Work required: Your task is to retype each line of the data below exactly.

(Items from an interface collection)
------------------------

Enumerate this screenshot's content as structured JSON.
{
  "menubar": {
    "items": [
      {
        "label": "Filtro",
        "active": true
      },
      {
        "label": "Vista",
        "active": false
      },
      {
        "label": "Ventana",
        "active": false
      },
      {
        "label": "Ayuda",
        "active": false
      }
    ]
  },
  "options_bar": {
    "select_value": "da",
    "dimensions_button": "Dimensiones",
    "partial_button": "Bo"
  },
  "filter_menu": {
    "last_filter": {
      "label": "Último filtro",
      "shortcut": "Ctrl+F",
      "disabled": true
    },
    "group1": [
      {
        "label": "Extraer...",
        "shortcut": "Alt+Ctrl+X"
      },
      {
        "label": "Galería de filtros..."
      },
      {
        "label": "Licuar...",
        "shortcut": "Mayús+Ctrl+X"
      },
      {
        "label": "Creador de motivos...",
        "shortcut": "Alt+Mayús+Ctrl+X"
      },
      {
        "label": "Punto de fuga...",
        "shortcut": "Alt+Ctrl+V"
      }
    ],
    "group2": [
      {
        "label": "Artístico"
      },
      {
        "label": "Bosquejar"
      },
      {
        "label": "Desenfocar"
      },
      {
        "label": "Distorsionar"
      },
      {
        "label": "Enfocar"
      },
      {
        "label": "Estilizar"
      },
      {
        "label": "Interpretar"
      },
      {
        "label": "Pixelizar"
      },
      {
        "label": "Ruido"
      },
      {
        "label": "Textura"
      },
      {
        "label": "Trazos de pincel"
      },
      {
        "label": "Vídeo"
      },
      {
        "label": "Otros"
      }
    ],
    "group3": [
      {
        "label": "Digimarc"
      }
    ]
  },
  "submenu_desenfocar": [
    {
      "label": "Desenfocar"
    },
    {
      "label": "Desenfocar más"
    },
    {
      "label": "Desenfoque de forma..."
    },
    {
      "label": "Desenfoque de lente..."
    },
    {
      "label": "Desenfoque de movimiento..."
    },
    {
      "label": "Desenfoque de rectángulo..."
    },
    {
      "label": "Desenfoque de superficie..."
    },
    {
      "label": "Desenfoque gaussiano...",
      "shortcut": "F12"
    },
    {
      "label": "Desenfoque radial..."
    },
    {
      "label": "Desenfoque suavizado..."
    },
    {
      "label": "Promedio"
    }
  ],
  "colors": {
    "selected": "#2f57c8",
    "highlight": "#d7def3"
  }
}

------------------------

Answer below:
Enumerate this screenshot's content as structured JSON.
{
  "menubar": {
    "items": [
      {
        "label": "Filtro",
        "active": true
      },
      {
        "label": "Vista",
        "active": false
      },
      {
        "label": "Ventana",
        "active": false
      },
      {
        "label": "Ayuda",
        "active": false
      }
    ]
  },
  "options_bar": {
    "select_value": "da",
    "dimensions_button": "Dimensiones",
    "partial_button": "Bo"
  },
  "filter_menu": {
    "last_filter": {
      "label": "Último filtro",
      "shortcut": "Ctrl+F",
      "disabled": true
    },
    "group1": [
      {
        "label": "Extraer...",
        "shortcut": "Alt+Ctrl+X"
      },
      {
        "label": "Galería de filtros..."
      },
      {
        "label": "Licuar...",
        "shortcut": "Mayús+Ctrl+X"
      },
      {
        "label": "Creador de motivos...",
        "shortcut": "Alt+Mayús+Ctrl+X"
      },
      {
        "label": "Punto de fuga...",
        "shortcut": "Alt+Ctrl+V"
      }
    ],
    "group2": [
      {
        "label": "Artístico"
      },
      {
        "label": "Bosquejar"
      },
      {
        "label": "Desenfocar"
      },
      {
        "label": "Distorsionar"
      },
      {
        "label": "Enfocar"
      },
      {
        "label": "Estilizar"
      },
      {
        "label": "Interpretar"
      },
      {
        "label": "Pixelizar"
      },
      {
        "label": "Ruido"
      },
      {
        "label": "Textura"
      },
      {
        "label": "Trazos de pincel"
      },
      {
        "label": "Vídeo"
      },
      {
        "label": "Otros"
      }
    ],
    "group3": [
      {
        "label": "Digimarc"
      }
    ]
  },
  "submenu_desenfocar": [
    {
      "label": "Desenfocar"
    },
    {
      "label": "Desenfocar más"
    },
    {
      "label": "Desenfoque de forma..."
    },
    {
      "label": "Desenfoque de lente..."
    },
    {
      "label": "Desenfoque de movimiento..."
    },
    {
      "label": "Desenfoque de rectángulo..."
    },
    {
      "label": "Desenfoque de superficie..."
    },
    {
      "label": "Desenfoque gaussiano...",
      "shortcut": "F12"
    },
    {
      "label": "Desenfoque radial..."
    },
    {
      "label": "Desenfoque suavizado..."
    },
    {
      "label": "Promedio"
    }
  ],
  "colors": {
    "selected": "#2f57c8",
    "highlight": "#d7def3"
  }
}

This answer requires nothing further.